__Exercise__. Lines in the listing below that contain the string "price" are to be found and copied.

__Given records__.
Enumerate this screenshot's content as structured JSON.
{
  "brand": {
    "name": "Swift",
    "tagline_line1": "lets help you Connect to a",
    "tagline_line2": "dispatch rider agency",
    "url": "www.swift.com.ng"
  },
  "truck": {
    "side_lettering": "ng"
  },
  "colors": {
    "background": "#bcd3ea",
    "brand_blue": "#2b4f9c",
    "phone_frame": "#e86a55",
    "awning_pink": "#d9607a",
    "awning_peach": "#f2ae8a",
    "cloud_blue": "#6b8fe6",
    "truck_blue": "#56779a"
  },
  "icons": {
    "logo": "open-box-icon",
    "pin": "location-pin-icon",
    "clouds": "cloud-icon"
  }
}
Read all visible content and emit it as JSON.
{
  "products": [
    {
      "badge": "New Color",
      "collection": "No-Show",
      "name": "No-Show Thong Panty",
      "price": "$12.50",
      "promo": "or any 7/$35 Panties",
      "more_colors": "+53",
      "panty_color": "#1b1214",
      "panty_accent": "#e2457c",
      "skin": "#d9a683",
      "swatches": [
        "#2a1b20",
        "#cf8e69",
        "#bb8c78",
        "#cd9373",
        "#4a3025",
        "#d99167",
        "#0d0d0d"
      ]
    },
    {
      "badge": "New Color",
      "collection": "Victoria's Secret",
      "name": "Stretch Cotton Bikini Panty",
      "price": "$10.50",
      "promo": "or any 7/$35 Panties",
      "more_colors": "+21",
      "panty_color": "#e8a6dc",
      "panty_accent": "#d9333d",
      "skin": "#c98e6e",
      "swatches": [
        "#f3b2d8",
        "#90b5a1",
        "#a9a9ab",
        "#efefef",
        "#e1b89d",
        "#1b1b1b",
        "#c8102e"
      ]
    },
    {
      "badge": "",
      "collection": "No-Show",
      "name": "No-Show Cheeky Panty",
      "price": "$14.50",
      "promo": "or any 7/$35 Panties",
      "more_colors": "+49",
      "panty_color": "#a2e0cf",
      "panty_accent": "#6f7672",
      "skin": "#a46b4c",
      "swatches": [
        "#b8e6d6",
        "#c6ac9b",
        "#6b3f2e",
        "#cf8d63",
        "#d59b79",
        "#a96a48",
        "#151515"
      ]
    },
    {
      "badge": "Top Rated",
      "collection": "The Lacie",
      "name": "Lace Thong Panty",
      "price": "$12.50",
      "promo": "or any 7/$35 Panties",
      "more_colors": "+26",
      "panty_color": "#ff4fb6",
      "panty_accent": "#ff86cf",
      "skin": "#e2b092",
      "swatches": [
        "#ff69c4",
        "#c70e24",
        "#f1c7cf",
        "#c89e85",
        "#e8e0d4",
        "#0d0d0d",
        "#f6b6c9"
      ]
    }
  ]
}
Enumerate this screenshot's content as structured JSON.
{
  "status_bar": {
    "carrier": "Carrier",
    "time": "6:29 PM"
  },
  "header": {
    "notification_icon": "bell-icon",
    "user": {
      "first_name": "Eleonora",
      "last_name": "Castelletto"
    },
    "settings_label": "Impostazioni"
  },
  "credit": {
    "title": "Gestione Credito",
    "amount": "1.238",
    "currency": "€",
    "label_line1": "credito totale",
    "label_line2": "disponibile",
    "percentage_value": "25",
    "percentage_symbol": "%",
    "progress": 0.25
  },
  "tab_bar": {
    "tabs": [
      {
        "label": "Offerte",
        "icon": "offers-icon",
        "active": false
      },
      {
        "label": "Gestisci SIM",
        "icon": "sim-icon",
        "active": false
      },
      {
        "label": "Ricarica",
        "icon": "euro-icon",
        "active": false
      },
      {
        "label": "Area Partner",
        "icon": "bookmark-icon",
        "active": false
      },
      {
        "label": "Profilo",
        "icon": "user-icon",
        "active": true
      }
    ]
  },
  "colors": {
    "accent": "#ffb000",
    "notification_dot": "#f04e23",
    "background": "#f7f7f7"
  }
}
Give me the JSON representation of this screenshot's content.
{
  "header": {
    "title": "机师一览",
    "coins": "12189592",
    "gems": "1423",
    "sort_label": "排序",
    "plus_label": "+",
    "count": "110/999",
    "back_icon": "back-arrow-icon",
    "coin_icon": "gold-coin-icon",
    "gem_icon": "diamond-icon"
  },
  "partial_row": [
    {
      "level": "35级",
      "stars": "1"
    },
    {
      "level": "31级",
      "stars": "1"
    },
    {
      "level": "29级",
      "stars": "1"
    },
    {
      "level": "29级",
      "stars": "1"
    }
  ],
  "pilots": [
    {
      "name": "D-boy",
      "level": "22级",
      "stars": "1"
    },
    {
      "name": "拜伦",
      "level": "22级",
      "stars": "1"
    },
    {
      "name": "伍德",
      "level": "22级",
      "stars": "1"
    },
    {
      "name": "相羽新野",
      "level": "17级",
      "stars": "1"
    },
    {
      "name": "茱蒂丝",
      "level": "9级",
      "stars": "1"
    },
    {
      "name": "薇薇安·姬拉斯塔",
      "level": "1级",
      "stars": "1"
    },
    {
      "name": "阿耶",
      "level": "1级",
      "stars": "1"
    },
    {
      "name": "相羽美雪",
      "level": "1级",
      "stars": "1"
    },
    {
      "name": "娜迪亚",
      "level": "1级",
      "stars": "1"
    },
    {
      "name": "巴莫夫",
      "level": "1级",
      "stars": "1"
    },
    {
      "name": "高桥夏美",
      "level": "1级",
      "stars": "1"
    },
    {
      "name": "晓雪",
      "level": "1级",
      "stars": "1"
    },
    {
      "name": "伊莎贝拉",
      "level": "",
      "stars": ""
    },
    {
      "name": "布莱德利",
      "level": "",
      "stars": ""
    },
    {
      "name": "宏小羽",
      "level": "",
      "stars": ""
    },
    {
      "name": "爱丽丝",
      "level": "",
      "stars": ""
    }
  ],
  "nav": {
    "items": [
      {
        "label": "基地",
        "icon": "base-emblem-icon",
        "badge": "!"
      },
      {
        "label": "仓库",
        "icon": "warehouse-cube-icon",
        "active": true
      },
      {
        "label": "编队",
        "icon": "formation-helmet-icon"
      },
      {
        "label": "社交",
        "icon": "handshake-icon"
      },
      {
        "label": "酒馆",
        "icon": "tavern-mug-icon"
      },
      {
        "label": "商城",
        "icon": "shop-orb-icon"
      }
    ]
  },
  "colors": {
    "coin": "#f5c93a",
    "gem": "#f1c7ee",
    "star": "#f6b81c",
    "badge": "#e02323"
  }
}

__Result of the exercise__.
      "price": "$12.50",
      "price": "$10.50",
      "price": "$14.50",
      "price": "$12.50",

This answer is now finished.